The input
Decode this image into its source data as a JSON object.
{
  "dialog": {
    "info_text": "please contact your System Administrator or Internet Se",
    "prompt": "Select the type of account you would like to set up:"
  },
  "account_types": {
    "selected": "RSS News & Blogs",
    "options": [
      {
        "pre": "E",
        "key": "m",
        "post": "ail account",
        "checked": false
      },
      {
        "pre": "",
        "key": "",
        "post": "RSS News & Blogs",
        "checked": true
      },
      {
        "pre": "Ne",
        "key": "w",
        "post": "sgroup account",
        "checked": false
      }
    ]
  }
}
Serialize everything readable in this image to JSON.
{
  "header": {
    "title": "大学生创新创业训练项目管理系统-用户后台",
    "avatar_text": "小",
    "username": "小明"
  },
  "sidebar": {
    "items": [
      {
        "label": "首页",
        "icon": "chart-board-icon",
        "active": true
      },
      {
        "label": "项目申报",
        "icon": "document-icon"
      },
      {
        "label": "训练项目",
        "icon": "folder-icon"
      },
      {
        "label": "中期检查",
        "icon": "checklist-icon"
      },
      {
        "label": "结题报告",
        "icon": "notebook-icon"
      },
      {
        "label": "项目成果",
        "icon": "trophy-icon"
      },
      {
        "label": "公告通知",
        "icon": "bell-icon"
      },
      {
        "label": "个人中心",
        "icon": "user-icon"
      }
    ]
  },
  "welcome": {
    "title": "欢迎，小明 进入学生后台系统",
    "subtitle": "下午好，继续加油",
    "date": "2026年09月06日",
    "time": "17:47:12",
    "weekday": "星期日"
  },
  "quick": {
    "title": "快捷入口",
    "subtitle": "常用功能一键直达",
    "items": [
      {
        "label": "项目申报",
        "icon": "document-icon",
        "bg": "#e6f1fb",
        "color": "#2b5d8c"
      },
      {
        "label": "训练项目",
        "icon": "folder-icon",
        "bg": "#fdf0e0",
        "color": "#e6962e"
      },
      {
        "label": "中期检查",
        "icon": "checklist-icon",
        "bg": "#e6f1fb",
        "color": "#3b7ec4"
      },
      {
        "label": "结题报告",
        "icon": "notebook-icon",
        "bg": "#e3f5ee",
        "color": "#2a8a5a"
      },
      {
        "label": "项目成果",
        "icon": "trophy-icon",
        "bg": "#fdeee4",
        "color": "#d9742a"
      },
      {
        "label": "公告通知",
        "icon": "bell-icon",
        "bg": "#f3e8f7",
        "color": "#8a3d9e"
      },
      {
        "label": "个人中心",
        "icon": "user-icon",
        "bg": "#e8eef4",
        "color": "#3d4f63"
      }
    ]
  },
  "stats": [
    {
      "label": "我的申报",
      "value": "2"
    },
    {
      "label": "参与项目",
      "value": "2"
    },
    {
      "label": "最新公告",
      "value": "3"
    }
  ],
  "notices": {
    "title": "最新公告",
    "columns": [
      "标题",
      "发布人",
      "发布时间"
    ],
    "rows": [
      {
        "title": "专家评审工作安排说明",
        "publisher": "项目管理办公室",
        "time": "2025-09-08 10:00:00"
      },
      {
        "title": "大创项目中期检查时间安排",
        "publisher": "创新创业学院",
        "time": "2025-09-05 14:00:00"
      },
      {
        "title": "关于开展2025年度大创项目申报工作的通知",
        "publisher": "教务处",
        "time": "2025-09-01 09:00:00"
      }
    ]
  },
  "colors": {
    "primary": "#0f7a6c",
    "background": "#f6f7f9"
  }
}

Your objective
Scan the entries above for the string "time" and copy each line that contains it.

Your solution
    "time": "17:47:12",
        "time": "2025-09-08 10:00:00"
        "time": "2025-09-05 14:00:00"
        "time": "2025-09-01 09:00:00"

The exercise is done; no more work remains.